Component: Hydroform

Unique Identifier: 708

Hydroform Class Wave
Hydroform Surf Zone

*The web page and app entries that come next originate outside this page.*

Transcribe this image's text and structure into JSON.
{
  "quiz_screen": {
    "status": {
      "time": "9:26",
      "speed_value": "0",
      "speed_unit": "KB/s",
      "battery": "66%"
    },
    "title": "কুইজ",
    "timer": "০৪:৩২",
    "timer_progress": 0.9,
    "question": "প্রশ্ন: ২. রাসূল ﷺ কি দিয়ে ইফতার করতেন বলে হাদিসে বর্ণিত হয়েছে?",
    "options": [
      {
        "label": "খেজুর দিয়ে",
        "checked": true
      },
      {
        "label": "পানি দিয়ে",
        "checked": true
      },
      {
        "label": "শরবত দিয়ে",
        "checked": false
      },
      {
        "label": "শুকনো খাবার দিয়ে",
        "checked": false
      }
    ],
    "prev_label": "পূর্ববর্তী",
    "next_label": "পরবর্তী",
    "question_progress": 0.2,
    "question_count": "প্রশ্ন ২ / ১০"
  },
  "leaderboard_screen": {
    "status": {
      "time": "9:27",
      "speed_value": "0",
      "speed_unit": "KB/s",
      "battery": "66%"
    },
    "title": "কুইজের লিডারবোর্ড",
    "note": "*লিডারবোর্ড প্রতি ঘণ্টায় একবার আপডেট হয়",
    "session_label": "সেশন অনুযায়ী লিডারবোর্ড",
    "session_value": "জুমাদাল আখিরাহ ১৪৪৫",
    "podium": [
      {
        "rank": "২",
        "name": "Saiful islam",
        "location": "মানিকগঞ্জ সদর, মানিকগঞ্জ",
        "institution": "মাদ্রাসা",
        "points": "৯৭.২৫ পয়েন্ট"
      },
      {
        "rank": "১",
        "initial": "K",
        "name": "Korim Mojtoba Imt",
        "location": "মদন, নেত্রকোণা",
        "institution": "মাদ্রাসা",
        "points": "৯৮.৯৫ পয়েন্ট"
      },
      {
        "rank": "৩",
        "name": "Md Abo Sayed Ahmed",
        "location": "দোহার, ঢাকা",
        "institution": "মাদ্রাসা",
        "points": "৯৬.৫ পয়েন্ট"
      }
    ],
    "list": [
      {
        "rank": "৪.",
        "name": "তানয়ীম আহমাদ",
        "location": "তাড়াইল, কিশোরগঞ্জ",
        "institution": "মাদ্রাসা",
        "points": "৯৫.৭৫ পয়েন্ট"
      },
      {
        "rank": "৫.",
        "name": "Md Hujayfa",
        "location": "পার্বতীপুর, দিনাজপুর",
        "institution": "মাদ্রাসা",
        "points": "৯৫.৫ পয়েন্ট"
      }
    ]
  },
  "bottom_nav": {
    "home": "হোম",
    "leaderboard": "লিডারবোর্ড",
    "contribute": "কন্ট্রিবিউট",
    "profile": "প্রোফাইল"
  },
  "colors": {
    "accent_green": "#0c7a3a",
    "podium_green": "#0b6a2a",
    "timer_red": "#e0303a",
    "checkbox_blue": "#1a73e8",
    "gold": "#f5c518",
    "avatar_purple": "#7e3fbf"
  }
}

Definition Zone with incipient wave breaks, which are the result of an increase in the steepness of the wave as the water depth decreases. The surf zone is the region extending from the seaward boundary of wave breaking to the limit of wave uprush. The surf zone is the specific subset of the wave hydroform where waves are breaking against a shoreline. This relatively narrow area occurs when waves encounter bottom friction and break, forming a region of high turbulence, mixing, and intense energy. This occurrence affects biota in the water column, as well as bottom and shore substrates and biota. The surf zone is highly variable temporally and spatially in extent, energy characteristics, and physicochemical properties; this variability is due to the tight coupling between the water column and the substrate it impacts. In areas of soft sediments, high turbidity can result. Benthic biota (such as diatom mats) can be mixed into the water column, imparting its photosynthetic parameters to the water column and elevating water-column productivity. Nutrients can also be mixed from disturbed sediments into the water column, elevating concentrations there.